Your instructions. An exact reproduction of all the data is needed, with no images in it.

*** Source records

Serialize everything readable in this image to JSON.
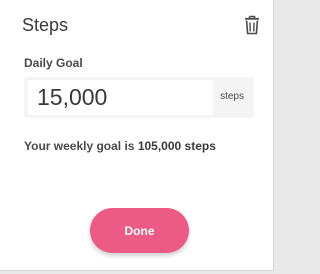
{
  "dialog": {
    "title": "Steps",
    "delete_icon": "trash-icon",
    "goal_label": "Daily Goal",
    "goal_value": "15,000",
    "goal_unit": "steps",
    "weekly_prefix": "Your weekly goal is",
    "weekly_value": "105,000 steps",
    "done_label": "Done"
  },
  "colors": {
    "accent": "#ec5b86"
  }
}
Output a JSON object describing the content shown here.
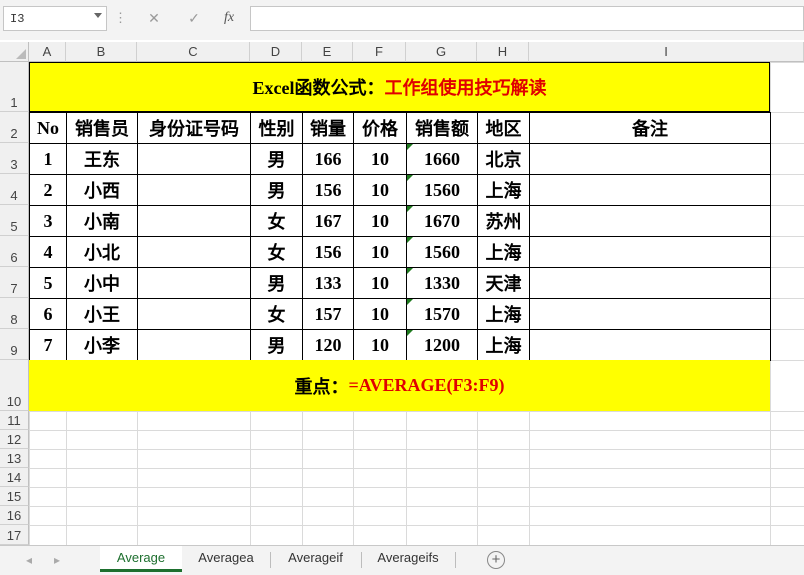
{
  "formula_bar": {
    "name_box": "I3",
    "cancel_icon": "✕",
    "enter_icon": "✓",
    "fx_label": "fx",
    "formula": ""
  },
  "columns": [
    "A",
    "B",
    "C",
    "D",
    "E",
    "F",
    "G",
    "H",
    "I"
  ],
  "rows": [
    "1",
    "2",
    "3",
    "4",
    "5",
    "6",
    "7",
    "8",
    "9",
    "10",
    "11",
    "12",
    "13",
    "14",
    "15",
    "16",
    "17"
  ],
  "title": {
    "prefix": "Excel函数公式：",
    "highlight": "工作组使用技巧解读"
  },
  "table": {
    "headers": [
      "No",
      "销售员",
      "身份证号码",
      "性别",
      "销量",
      "价格",
      "销售额",
      "地区",
      "备注"
    ],
    "rows": [
      [
        "1",
        "王东",
        "",
        "男",
        "166",
        "10",
        "1660",
        "北京",
        ""
      ],
      [
        "2",
        "小西",
        "",
        "男",
        "156",
        "10",
        "1560",
        "上海",
        ""
      ],
      [
        "3",
        "小南",
        "",
        "女",
        "167",
        "10",
        "1670",
        "苏州",
        ""
      ],
      [
        "4",
        "小北",
        "",
        "女",
        "156",
        "10",
        "1560",
        "上海",
        ""
      ],
      [
        "5",
        "小中",
        "",
        "男",
        "133",
        "10",
        "1330",
        "天津",
        ""
      ],
      [
        "6",
        "小王",
        "",
        "女",
        "157",
        "10",
        "1570",
        "上海",
        ""
      ],
      [
        "7",
        "小李",
        "",
        "男",
        "120",
        "10",
        "1200",
        "上海",
        ""
      ]
    ]
  },
  "footer": {
    "prefix": "重点：",
    "formula": "=AVERAGE(F3:F9)"
  },
  "sheet_tabs": [
    "Average",
    "Averagea",
    "Averageif",
    "Averageifs"
  ],
  "active_tab": "Average",
  "nav": {
    "prev": "◂",
    "next": "▸",
    "add": "+"
  },
  "colors": {
    "header_fill": "#ffff00",
    "accent_red": "#e00000",
    "tab_green": "#1d6f2e"
  }
}
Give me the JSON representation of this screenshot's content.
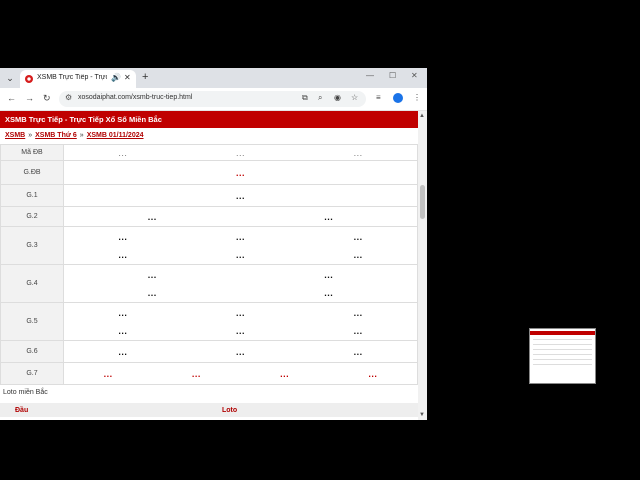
{
  "browser": {
    "tab_title": "XSMB Trực Tiếp - Trực Tiếp",
    "url": "xosodaiphat.com/xsmb-truc-tiep.html",
    "icons": [
      "chevron-down-icon",
      "favicon",
      "audio-icon",
      "close-icon",
      "plus-icon",
      "minimize-icon",
      "maximize-icon",
      "close-window-icon",
      "back-icon",
      "forward-icon",
      "reload-icon",
      "site-info-icon",
      "install-icon",
      "zoom-icon",
      "eye-off-icon",
      "star-icon",
      "extensions-icon",
      "profile-icon",
      "more-icon"
    ]
  },
  "page": {
    "header": "XSMB Trực Tiếp - Trực Tiếp Xổ Số Miền Bắc",
    "breadcrumb": [
      "XSMB",
      "XSMB Thứ 6",
      "XSMB 01/11/2024"
    ],
    "breadcrumb_sep": "»",
    "rows": [
      {
        "label": "Mã ĐB",
        "lines": [
          [
            "...",
            "...",
            "..."
          ]
        ],
        "style": "grey"
      },
      {
        "label": "G.ĐB",
        "lines": [
          [
            "..."
          ]
        ],
        "style": "red"
      },
      {
        "label": "G.1",
        "lines": [
          [
            "..."
          ]
        ],
        "style": "normal"
      },
      {
        "label": "G.2",
        "lines": [
          [
            "...",
            "..."
          ]
        ],
        "style": "normal"
      },
      {
        "label": "G.3",
        "lines": [
          [
            "...",
            "...",
            "..."
          ],
          [
            "...",
            "...",
            "..."
          ]
        ],
        "style": "normal"
      },
      {
        "label": "G.4",
        "lines": [
          [
            "...",
            "..."
          ],
          [
            "...",
            "..."
          ]
        ],
        "style": "normal"
      },
      {
        "label": "G.5",
        "lines": [
          [
            "...",
            "...",
            "..."
          ],
          [
            "...",
            "...",
            "..."
          ]
        ],
        "style": "normal"
      },
      {
        "label": "G.6",
        "lines": [
          [
            "...",
            "...",
            "..."
          ]
        ],
        "style": "normal"
      },
      {
        "label": "G.7",
        "lines": [
          [
            "...",
            "...",
            "...",
            "..."
          ]
        ],
        "style": "red"
      }
    ],
    "loto_title": "Loto miền Bắc",
    "loto_headers": [
      "Đầu",
      "Loto"
    ]
  },
  "colors": {
    "brand": "#c00000",
    "label_bg": "#f2f2f2"
  }
}
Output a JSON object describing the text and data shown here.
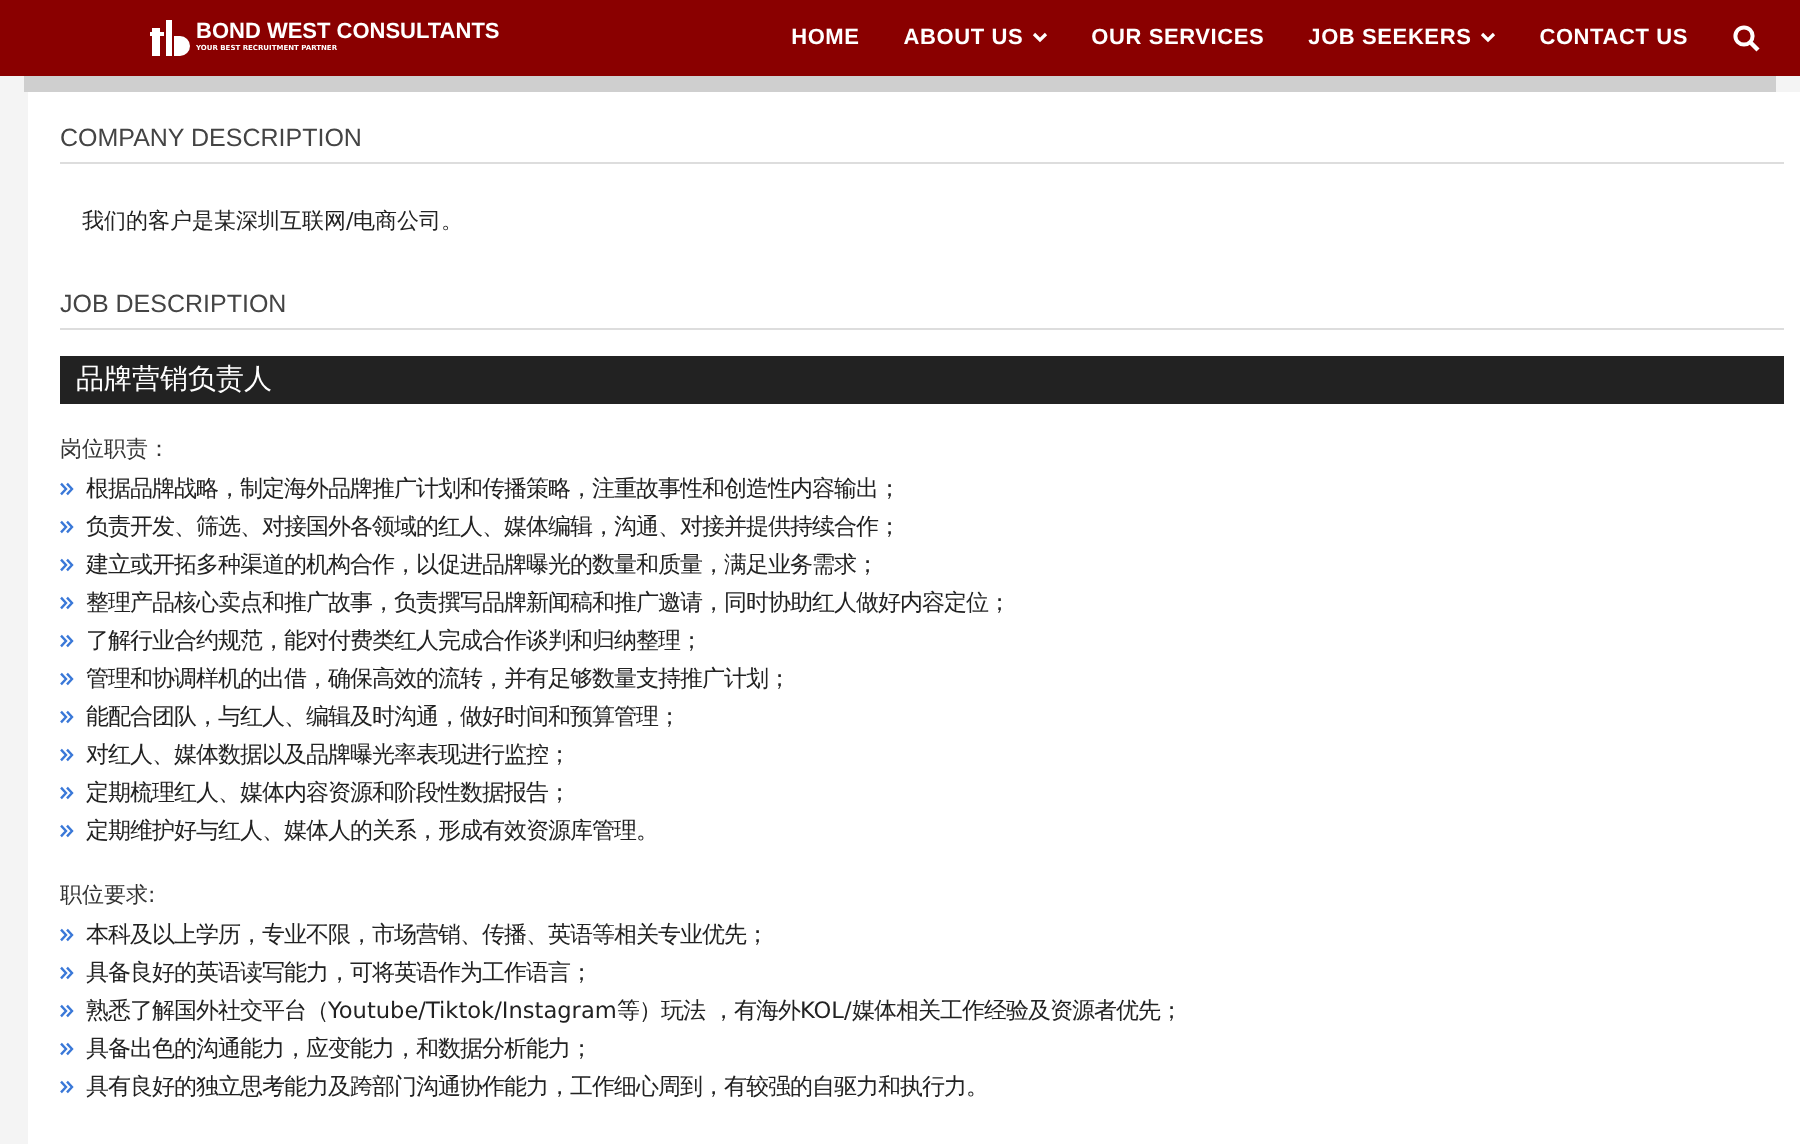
{
  "header": {
    "logo": "BOND WEST CONSULTANTS",
    "tagline": "YOUR BEST RECRUITMENT PARTNER",
    "nav": [
      {
        "label": "HOME",
        "dropdown": false
      },
      {
        "label": "ABOUT US",
        "dropdown": true
      },
      {
        "label": "OUR SERVICES",
        "dropdown": false
      },
      {
        "label": "JOB SEEKERS",
        "dropdown": true
      },
      {
        "label": "CONTACT US",
        "dropdown": false
      }
    ]
  },
  "company": {
    "heading": "COMPANY DESCRIPTION",
    "text": "我们的客户是某深圳互联网/电商公司。"
  },
  "job": {
    "heading": "JOB DESCRIPTION",
    "title": "品牌营销负责人",
    "sections": [
      {
        "label": "岗位职责：",
        "items": [
          "根据品牌战略，制定海外品牌推广计划和传播策略，注重故事性和创造性内容输出；",
          "负责开发、筛选、对接国外各领域的红人、媒体编辑，沟通、对接并提供持续合作；",
          "建立或开拓多种渠道的机构合作，以促进品牌曝光的数量和质量，满足业务需求；",
          "整理产品核心卖点和推广故事，负责撰写品牌新闻稿和推广邀请，同时协助红人做好内容定位；",
          "了解行业合约规范，能对付费类红人完成合作谈判和归纳整理；",
          "管理和协调样机的出借，确保高效的流转，并有足够数量支持推广计划；",
          "能配合团队，与红人、编辑及时沟通，做好时间和预算管理；",
          "对红人、媒体数据以及品牌曝光率表现进行监控；",
          "定期梳理红人、媒体内容资源和阶段性数据报告；",
          "定期维护好与红人、媒体人的关系，形成有效资源库管理。"
        ]
      },
      {
        "label": "职位要求:",
        "items": [
          "本科及以上学历，专业不限，市场营销、传播、英语等相关专业优先；",
          "具备良好的英语读写能力，可将英语作为工作语言；",
          "熟悉了解国外社交平台（Youtube/Tiktok/Instagram等）玩法 ，有海外KOL/媒体相关工作经验及资源者优先；",
          "具备出色的沟通能力，应变能力，和数据分析能力；",
          "具有良好的独立思考能力及跨部门沟通协作能力，工作细心周到，有较强的自驱力和执行力。"
        ]
      }
    ]
  }
}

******

Response for this exercise.
Serialize everything readable in this image to JSON.
{
  "dialog": {
    "title": "Steps",
    "delete_icon": "trash-icon",
    "goal_label": "Daily Goal",
    "goal_value": "15,000",
    "goal_unit": "steps",
    "weekly_prefix": "Your weekly goal is",
    "weekly_value": "105,000 steps",
    "done_label": "Done"
  },
  "colors": {
    "accent": "#ec5b86"
  }
}
Output a JSON object describing the content shown here.
{
  "formula_bar": {
    "name_box": "I3",
    "cancel_icon": "✕",
    "enter_icon": "✓",
    "fx_label": "fx",
    "formula": ""
  },
  "columns": [
    "A",
    "B",
    "C",
    "D",
    "E",
    "F",
    "G",
    "H",
    "I"
  ],
  "rows": [
    "1",
    "2",
    "3",
    "4",
    "5",
    "6",
    "7",
    "8",
    "9",
    "10",
    "11",
    "12",
    "13",
    "14",
    "15",
    "16",
    "17"
  ],
  "title": {
    "prefix": "Excel函数公式：",
    "highlight": "工作组使用技巧解读"
  },
  "table": {
    "headers": [
      "No",
      "销售员",
      "身份证号码",
      "性别",
      "销量",
      "价格",
      "销售额",
      "地区",
      "备注"
    ],
    "rows": [
      [
        "1",
        "王东",
        "",
        "男",
        "166",
        "10",
        "1660",
        "北京",
        ""
      ],
      [
        "2",
        "小西",
        "",
        "男",
        "156",
        "10",
        "1560",
        "上海",
        ""
      ],
      [
        "3",
        "小南",
        "",
        "女",
        "167",
        "10",
        "1670",
        "苏州",
        ""
      ],
      [
        "4",
        "小北",
        "",
        "女",
        "156",
        "10",
        "1560",
        "上海",
        ""
      ],
      [
        "5",
        "小中",
        "",
        "男",
        "133",
        "10",
        "1330",
        "天津",
        ""
      ],
      [
        "6",
        "小王",
        "",
        "女",
        "157",
        "10",
        "1570",
        "上海",
        ""
      ],
      [
        "7",
        "小李",
        "",
        "男",
        "120",
        "10",
        "1200",
        "上海",
        ""
      ]
    ]
  },
  "footer": {
    "prefix": "重点：",
    "formula": "=AVERAGE(F3:F9)"
  },
  "sheet_tabs": [
    "Average",
    "Averagea",
    "Averageif",
    "Averageifs"
  ],
  "active_tab": "Average",
  "nav": {
    "prev": "◂",
    "next": "▸",
    "add": "+"
  },
  "colors": {
    "header_fill": "#ffff00",
    "accent_red": "#e00000",
    "tab_green": "#1d6f2e"
  }
}
Give me the JSON representation of this screenshot's content.
{
  "browser": {
    "tab_title": "XSMB Trực Tiếp - Trực Tiếp",
    "url": "xosodaiphat.com/xsmb-truc-tiep.html",
    "icons": [
      "chevron-down-icon",
      "favicon",
      "audio-icon",
      "close-icon",
      "plus-icon",
      "minimize-icon",
      "maximize-icon",
      "close-window-icon",
      "back-icon",
      "forward-icon",
      "reload-icon",
      "site-info-icon",
      "install-icon",
      "zoom-icon",
      "eye-off-icon",
      "star-icon",
      "extensions-icon",
      "profile-icon",
      "more-icon"
    ]
  },
  "page": {
    "header": "XSMB Trực Tiếp - Trực Tiếp Xổ Số Miền Bắc",
    "breadcrumb": [
      "XSMB",
      "XSMB Thứ 6",
      "XSMB 01/11/2024"
    ],
    "breadcrumb_sep": "»",
    "rows": [
      {
        "label": "Mã ĐB",
        "lines": [
          [
            "...",
            "...",
            "..."
          ]
        ],
        "style": "grey"
      },
      {
        "label": "G.ĐB",
        "lines": [
          [
            "..."
          ]
        ],
        "style": "red"
      },
      {
        "label": "G.1",
        "lines": [
          [
            "..."
          ]
        ],
        "style": "normal"
      },
      {
        "label": "G.2",
        "lines": [
          [
            "...",
            "..."
          ]
        ],
        "style": "normal"
      },
      {
        "label": "G.3",
        "lines": [
          [
            "...",
            "...",
            "..."
          ],
          [
            "...",
            "...",
            "..."
          ]
        ],
        "style": "normal"
      },
      {
        "label": "G.4",
        "lines": [
          [
            "...",
            "..."
          ],
          [
            "...",
            "..."
          ]
        ],
        "style": "normal"
      },
      {
        "label": "G.5",
        "lines": [
          [
            "...",
            "...",
            "..."
          ],
          [
            "...",
            "...",
            "..."
          ]
        ],
        "style": "normal"
      },
      {
        "label": "G.6",
        "lines": [
          [
            "...",
            "...",
            "..."
          ]
        ],
        "style": "normal"
      },
      {
        "label": "G.7",
        "lines": [
          [
            "...",
            "...",
            "...",
            "..."
          ]
        ],
        "style": "red"
      }
    ],
    "loto_title": "Loto miền Bắc",
    "loto_headers": [
      "Đầu",
      "Loto"
    ]
  },
  "colors": {
    "brand": "#c00000",
    "label_bg": "#f2f2f2"
  }
}
Output a JSON object describing the text and data shown here.
{
  "header": {
    "logo": "BOND WEST CONSULTANTS",
    "tagline": "YOUR BEST RECRUITMENT PARTNER",
    "nav": [
      {
        "label": "HOME",
        "dropdown": false
      },
      {
        "label": "ABOUT US",
        "dropdown": true
      },
      {
        "label": "OUR SERVICES",
        "dropdown": false
      },
      {
        "label": "JOB SEEKERS",
        "dropdown": true
      },
      {
        "label": "CONTACT US",
        "dropdown": false
      }
    ]
  },
  "company": {
    "heading": "COMPANY DESCRIPTION",
    "text": "我们的客户是某深圳互联网/电商公司。"
  },
  "job": {
    "heading": "JOB DESCRIPTION",
    "title": "品牌营销负责人",
    "sections": [
      {
        "label": "岗位职责：",
        "items": [
          "根据品牌战略，制定海外品牌推广计划和传播策略，注重故事性和创造性内容输出；",
          "负责开发、筛选、对接国外各领域的红人、媒体编辑，沟通、对接并提供持续合作；",
          "建立或开拓多种渠道的机构合作，以促进品牌曝光的数量和质量，满足业务需求；",
          "整理产品核心卖点和推广故事，负责撰写品牌新闻稿和推广邀请，同时协助红人做好内容定位；",
          "了解行业合约规范，能对付费类红人完成合作谈判和归纳整理；",
          "管理和协调样机的出借，确保高效的流转，并有足够数量支持推广计划；",
          "能配合团队，与红人、编辑及时沟通，做好时间和预算管理；",
          "对红人、媒体数据以及品牌曝光率表现进行监控；",
          "定期梳理红人、媒体内容资源和阶段性数据报告；",
          "定期维护好与红人、媒体人的关系，形成有效资源库管理。"
        ]
      },
      {
        "label": "职位要求:",
        "items": [
          "本科及以上学历，专业不限，市场营销、传播、英语等相关专业优先；",
          "具备良好的英语读写能力，可将英语作为工作语言；",
          "熟悉了解国外社交平台（Youtube/Tiktok/Instagram等）玩法 ，有海外KOL/媒体相关工作经验及资源者优先；",
          "具备出色的沟通能力，应变能力，和数据分析能力；",
          "具有良好的独立思考能力及跨部门沟通协作能力，工作细心周到，有较强的自驱力和执行力。"
        ]
      }
    ]
  }
}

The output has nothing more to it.